It is also noteworthy that as the nation is increasingly diverse, the federal bench remains dominated by White judges.
A recent Associated Press analysis of the Trump Administration’s judicial appointments found that White men were nearly 86% of the 206 lifetime appointments made. Similarly, White men were 85% of all Senate-confirmed U.S. Attorneys.
A court system that does not reflect the people it is sworn to protect is hard-pressed to ensure diverse backgrounds, experiences and viewpoints in judicial deliberations. Continuing the trend of nominating and confirming White, conservative justices strain — if not ignore — the nation’s pledge of equal justice.
In the words of the Leadership Conference on Civil & Human Rights, “During this pandemic and amid nationwide calls for racial justice, we cannot allow Trump to select a third justice who he has pledged will devastate our hard-fought civil and human rights — including access to health care for millions of people.”
The approaching electoral decisions include the future of hard-won civil rights, and whether they will continue to be systematically dismantled. It is in the hands of voters to decide. And the choices should be clear: a return to the multiple ills of bygone years or hopeful future with justice and opportunity for all.
Charlene Crowell is a senior fellow with the Center for Responsible Lending.
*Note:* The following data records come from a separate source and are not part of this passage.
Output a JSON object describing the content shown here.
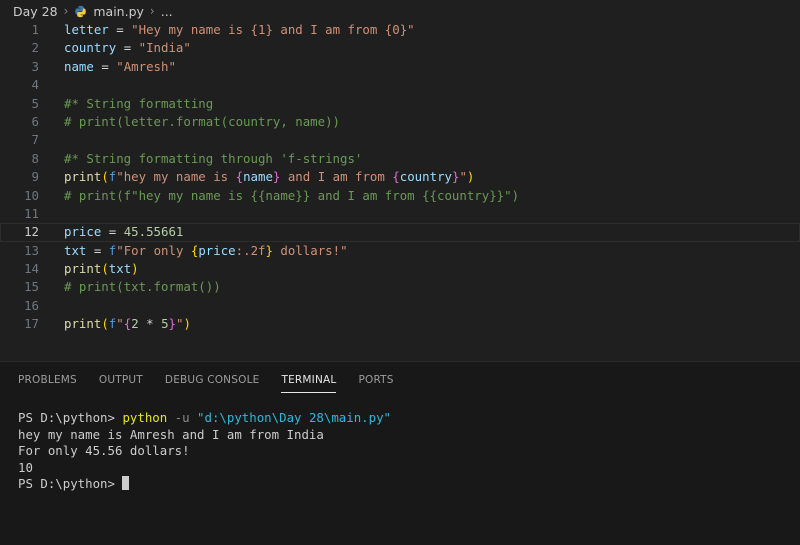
{
  "breadcrumb": {
    "folder": "Day 28",
    "file": "main.py",
    "more": "..."
  },
  "editor": {
    "current_line": 12,
    "lines": [
      {
        "n": "1",
        "text": "letter = \"Hey my name is {1} and I am from {0}\""
      },
      {
        "n": "2",
        "text": "country = \"India\""
      },
      {
        "n": "3",
        "text": "name = \"Amresh\""
      },
      {
        "n": "4",
        "text": ""
      },
      {
        "n": "5",
        "text": "#* String formatting"
      },
      {
        "n": "6",
        "text": "# print(letter.format(country, name))"
      },
      {
        "n": "7",
        "text": ""
      },
      {
        "n": "8",
        "text": "#* String formatting through 'f-strings'"
      },
      {
        "n": "9",
        "text": "print(f\"hey my name is {name} and I am from {country}\")"
      },
      {
        "n": "10",
        "text": "# print(f\"hey my name is {{name}} and I am from {{country}}\")"
      },
      {
        "n": "11",
        "text": ""
      },
      {
        "n": "12",
        "text": "price = 45.55661"
      },
      {
        "n": "13",
        "text": "txt = f\"For only {price:.2f} dollars!\""
      },
      {
        "n": "14",
        "text": "print(txt)"
      },
      {
        "n": "15",
        "text": "# print(txt.format())"
      },
      {
        "n": "16",
        "text": ""
      },
      {
        "n": "17",
        "text": "print(f\"{2 * 5}\")"
      }
    ]
  },
  "panel": {
    "tabs": [
      {
        "label": "PROBLEMS"
      },
      {
        "label": "OUTPUT"
      },
      {
        "label": "DEBUG CONSOLE"
      },
      {
        "label": "TERMINAL",
        "active": true
      },
      {
        "label": "PORTS"
      }
    ],
    "terminal": {
      "prompt": "PS D:\\python> ",
      "command": "python",
      "flag": " -u ",
      "path": "\"d:\\python\\Day 28\\main.py\"",
      "output": [
        "hey my name is Amresh and I am from India",
        "For only 45.56 dollars!",
        "10"
      ],
      "final_prompt": "PS D:\\python> "
    }
  },
  "colors": {
    "editor_bg": "#1f1f1f",
    "panel_bg": "#181818",
    "string": "#ce9178",
    "variable": "#9cdcfe",
    "comment": "#6a9955",
    "function": "#dcdcaa",
    "number": "#b5cea8",
    "terminal_command": "#e5e510",
    "terminal_path": "#29b8db"
  },
  "icons": {
    "file_icon": "python-icon",
    "chevron": "chevron-right-icon"
  }
}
She can be reached at firstname.lastname@example.org.
As of October 14, 2020 at 12:00 Noon (according to Alabama Political Reporter) Alabama had 167,977 confirmed cases of coronavirus, (6,357 more than last week) with 2,706 deaths (105 more than last week) Greene County had 329 confirmed cases, (18 more cases than last week), with 16 deaths Sumter Co. had 459 cases with 21 deaths Hale Co. had 714 cases with 29 deaths